Brett Kavanaugh's roller-coaster path to the Supreme Court captivated America. But this was not the first time the country's highest court was such a fierce battleground. John Marshall, appointed Chief Justice in 1801, would hold the post for a record 34 years, during which he made the weakling of the federal government a voice of authority—and a focus of bitter ideological contention.
In John Marshall, historian Richard Brookhiser vividly chronicles the life and times of America's most important judge. Through three decades of dramatic cases involving businessmen, scoundrels, Native Americans, and slaves, Marshall defended the federal government against unruly states, established the court's right to rebuke Congress or the president, and helped unleashed the power of American commerce. For better and for worse, Marshall made the Supreme Court a pillar of American life.

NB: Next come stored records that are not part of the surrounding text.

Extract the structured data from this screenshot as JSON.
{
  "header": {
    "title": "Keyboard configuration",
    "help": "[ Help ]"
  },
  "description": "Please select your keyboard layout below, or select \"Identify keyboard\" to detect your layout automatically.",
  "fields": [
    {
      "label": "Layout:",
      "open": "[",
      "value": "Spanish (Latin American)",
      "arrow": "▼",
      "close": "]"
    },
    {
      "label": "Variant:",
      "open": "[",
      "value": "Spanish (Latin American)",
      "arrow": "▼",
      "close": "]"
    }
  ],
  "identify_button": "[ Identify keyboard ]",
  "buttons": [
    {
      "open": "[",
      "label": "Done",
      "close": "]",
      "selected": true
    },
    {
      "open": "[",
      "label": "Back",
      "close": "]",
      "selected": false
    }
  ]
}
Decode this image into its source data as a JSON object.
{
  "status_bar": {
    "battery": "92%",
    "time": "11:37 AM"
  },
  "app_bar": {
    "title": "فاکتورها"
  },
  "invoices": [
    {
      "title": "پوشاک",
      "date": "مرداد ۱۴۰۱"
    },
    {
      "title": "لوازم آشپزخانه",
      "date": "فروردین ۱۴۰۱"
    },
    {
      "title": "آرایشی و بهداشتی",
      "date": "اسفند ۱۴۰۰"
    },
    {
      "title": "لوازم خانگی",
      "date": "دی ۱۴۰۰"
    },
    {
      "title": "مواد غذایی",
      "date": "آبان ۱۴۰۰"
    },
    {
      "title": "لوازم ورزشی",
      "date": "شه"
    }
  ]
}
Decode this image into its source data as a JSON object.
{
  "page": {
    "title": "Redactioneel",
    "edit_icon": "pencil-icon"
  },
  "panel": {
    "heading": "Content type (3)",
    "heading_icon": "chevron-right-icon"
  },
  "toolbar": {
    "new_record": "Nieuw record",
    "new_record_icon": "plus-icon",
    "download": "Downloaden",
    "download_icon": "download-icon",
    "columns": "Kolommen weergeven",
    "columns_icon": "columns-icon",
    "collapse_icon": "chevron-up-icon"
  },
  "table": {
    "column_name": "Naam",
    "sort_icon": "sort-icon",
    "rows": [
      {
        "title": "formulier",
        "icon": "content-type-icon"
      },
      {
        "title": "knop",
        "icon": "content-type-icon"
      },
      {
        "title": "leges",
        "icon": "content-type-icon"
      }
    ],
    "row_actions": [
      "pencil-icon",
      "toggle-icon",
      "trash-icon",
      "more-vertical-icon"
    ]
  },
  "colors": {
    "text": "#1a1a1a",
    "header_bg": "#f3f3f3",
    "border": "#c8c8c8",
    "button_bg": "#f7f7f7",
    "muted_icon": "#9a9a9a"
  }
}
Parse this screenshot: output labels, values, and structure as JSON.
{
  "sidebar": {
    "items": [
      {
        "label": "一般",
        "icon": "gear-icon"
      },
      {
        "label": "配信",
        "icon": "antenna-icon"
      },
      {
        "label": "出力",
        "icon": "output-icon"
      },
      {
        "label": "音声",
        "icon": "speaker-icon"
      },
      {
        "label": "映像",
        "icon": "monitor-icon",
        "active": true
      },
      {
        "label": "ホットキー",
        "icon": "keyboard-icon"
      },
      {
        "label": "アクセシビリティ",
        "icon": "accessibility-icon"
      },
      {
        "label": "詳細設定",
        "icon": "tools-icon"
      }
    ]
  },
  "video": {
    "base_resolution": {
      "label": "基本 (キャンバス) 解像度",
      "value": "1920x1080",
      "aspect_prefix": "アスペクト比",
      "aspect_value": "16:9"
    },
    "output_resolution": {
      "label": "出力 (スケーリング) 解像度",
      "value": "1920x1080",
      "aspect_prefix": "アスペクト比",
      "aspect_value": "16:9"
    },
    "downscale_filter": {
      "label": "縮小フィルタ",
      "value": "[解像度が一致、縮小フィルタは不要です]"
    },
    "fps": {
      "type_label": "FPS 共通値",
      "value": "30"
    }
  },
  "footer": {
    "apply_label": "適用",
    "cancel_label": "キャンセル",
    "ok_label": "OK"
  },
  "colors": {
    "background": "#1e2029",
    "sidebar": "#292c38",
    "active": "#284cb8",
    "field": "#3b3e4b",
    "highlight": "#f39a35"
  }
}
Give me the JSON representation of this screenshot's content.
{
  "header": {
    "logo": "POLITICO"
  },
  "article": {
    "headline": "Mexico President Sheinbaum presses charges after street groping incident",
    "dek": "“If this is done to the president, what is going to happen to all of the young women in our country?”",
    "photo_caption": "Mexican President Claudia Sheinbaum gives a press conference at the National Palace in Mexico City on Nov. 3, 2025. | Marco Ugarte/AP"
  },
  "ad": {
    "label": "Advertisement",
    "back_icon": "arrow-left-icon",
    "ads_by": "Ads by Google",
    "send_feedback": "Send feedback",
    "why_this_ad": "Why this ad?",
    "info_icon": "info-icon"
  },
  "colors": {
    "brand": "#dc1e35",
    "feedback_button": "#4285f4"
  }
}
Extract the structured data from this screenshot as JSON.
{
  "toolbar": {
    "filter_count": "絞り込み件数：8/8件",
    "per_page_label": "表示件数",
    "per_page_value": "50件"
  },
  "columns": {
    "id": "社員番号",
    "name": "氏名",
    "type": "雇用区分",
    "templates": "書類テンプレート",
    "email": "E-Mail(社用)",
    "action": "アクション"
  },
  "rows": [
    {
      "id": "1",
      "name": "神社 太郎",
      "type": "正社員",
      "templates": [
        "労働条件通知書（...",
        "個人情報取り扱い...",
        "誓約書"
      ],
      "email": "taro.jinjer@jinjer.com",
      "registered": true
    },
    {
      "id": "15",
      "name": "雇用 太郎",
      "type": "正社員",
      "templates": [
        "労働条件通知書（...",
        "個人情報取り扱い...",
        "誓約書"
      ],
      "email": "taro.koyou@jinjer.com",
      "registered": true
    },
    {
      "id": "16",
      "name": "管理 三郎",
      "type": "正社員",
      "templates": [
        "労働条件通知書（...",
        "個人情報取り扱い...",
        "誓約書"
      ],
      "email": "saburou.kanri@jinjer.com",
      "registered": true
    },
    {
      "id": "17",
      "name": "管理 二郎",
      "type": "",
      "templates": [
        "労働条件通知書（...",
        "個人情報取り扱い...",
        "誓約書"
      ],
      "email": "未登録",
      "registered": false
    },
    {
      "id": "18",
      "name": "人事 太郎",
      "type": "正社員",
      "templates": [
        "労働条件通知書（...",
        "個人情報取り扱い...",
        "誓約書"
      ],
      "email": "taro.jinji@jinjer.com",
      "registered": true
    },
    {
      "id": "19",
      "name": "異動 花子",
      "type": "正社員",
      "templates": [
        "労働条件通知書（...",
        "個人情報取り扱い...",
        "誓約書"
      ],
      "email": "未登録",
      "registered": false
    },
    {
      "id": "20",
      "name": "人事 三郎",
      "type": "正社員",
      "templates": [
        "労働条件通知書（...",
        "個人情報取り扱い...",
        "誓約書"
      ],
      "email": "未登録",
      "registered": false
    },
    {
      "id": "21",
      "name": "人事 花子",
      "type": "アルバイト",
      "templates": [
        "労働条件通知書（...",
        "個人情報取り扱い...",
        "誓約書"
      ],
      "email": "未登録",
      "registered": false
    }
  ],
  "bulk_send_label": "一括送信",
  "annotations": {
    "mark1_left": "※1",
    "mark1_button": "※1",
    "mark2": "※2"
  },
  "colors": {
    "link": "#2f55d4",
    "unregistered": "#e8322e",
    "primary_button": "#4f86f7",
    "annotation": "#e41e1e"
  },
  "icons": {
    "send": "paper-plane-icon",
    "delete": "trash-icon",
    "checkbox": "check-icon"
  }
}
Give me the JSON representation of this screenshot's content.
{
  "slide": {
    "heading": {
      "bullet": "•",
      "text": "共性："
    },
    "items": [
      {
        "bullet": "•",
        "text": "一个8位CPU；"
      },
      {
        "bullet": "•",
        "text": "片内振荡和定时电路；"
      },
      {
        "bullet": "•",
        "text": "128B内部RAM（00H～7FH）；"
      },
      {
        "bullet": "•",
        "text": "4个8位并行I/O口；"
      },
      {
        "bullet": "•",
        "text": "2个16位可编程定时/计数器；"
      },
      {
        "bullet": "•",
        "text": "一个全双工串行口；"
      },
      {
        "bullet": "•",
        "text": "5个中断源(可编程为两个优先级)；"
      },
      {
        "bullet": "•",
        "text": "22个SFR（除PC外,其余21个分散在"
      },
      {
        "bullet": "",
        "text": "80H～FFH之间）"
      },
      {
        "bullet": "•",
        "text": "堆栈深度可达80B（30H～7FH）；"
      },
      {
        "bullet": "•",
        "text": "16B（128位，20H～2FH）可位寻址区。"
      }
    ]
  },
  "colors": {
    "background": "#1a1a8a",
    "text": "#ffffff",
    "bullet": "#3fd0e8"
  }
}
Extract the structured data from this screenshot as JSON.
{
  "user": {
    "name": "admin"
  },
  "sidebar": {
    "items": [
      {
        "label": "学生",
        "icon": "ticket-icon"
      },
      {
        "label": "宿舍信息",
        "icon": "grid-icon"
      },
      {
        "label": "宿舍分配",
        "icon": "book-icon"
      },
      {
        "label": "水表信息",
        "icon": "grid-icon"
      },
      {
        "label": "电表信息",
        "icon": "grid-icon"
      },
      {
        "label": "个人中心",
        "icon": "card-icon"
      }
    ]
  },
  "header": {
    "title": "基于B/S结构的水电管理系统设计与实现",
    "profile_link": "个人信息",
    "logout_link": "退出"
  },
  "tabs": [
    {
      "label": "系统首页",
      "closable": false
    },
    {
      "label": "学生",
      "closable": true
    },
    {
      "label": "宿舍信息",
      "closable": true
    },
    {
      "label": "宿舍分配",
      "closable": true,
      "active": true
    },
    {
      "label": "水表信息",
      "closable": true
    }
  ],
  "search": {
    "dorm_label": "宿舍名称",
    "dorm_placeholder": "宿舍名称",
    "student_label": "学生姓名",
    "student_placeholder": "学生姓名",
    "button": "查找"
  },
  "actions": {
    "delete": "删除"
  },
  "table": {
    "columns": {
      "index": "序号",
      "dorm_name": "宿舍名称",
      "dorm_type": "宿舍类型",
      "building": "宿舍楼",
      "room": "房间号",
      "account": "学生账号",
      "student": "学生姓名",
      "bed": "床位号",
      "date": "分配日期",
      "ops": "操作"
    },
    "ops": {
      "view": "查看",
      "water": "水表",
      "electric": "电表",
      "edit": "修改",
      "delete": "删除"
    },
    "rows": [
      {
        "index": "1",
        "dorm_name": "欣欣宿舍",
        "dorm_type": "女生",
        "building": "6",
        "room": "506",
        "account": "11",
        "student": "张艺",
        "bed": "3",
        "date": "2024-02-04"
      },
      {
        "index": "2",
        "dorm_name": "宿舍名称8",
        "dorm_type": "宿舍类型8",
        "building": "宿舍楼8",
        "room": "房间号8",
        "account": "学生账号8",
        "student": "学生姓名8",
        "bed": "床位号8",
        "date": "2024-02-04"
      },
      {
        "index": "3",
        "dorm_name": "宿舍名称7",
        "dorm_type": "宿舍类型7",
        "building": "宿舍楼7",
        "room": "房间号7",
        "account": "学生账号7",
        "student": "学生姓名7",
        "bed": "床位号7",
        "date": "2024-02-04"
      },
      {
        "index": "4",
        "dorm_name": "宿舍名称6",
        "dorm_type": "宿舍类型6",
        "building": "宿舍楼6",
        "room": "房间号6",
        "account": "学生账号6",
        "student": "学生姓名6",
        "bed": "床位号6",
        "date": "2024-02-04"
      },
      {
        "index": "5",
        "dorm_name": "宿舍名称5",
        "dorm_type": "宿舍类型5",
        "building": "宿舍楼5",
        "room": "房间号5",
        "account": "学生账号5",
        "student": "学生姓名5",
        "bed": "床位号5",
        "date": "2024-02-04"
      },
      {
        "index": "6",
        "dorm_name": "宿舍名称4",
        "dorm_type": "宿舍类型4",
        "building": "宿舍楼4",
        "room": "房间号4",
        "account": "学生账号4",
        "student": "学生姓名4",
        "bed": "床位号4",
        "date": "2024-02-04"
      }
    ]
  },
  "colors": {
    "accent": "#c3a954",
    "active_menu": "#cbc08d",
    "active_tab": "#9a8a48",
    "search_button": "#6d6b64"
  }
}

Richard Brookhiser is a senior editor of National Review and a senior fellow at the National Review Institute. His books include: "Founders' Son: A Life of Abraham Lincoln," "Gentleman Revolutionary: Gouverneur Morris, the Rake Who Wrote the Constitution," "America's First Dynasty: The Adamses, 1735—1918," "Alexander Hamilton, American," and "Founding Father: Rediscovering George Washington." In 2008, Brookhiser was awarded the National Humanities Medal by George W. Bush. He holds a B.A. from Yale University.